In the 19th century other forms of geometry were found. These are non-Euclidean. Carl Friedrich Gauss, János Bolyai, and Nikolai Ivanovich Lobachevsky were some people that developed such geometries. Very often, these do not use the parallel postulate, but the other four axioms.

The axioms[change | edit source]

Euclid makes the following assumptions. These are axioms, and need not be proved.

  1. Any two points can be joined by a straight line
  2. Any straight line segment can be made longer (extended) to infinity, so it becomes a straight line.
  3. With a straight line segment it is possible to draw a circle, so that one endpoint of the segment is the center of the circle, and the other endpoint lies on the circle. The line segment becomes the radius of the circle.
  4. All right angles are congruent
  5. Parallel postulate. If two lines intersect a third in such a way that the sum of the inner angles on one side is less than two right angles, then the two lines inevitably must intersect each other on that side if extended far enough.

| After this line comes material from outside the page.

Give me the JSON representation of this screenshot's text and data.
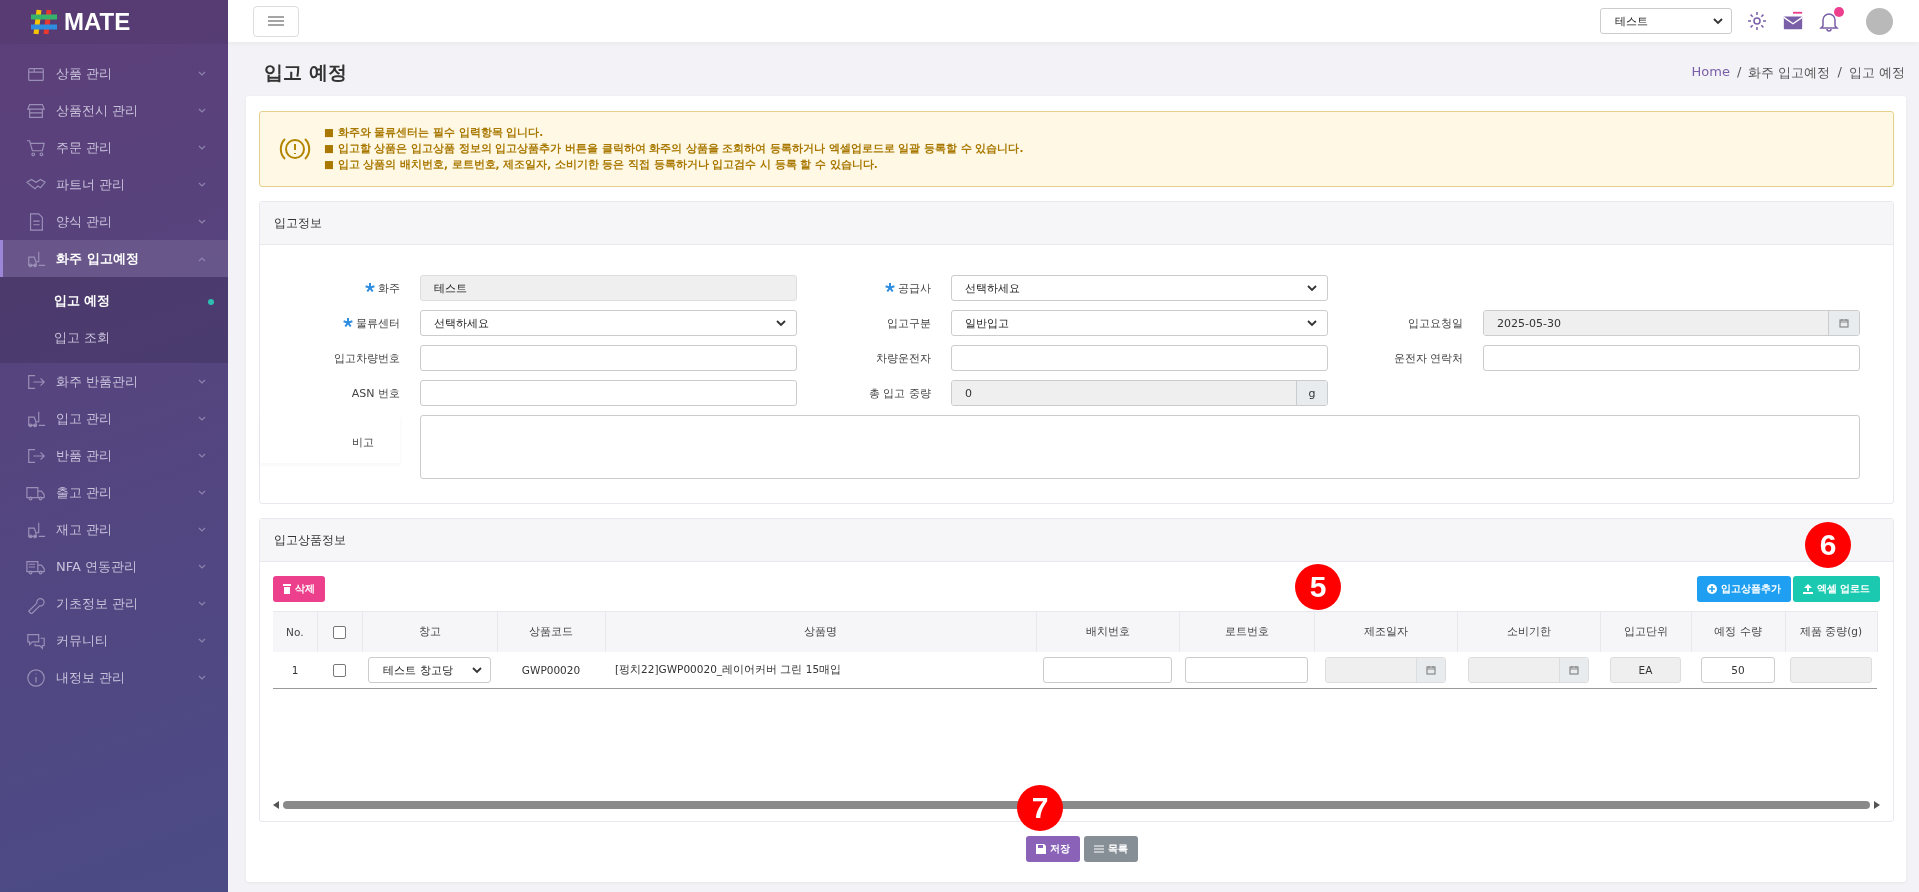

Status[change | edit source]

Euclidean geometry is a first-order theory. With it, statements like For all triangles... can be made, and be proven. Statements like For all sets of triangles... are outside the scope of the theory.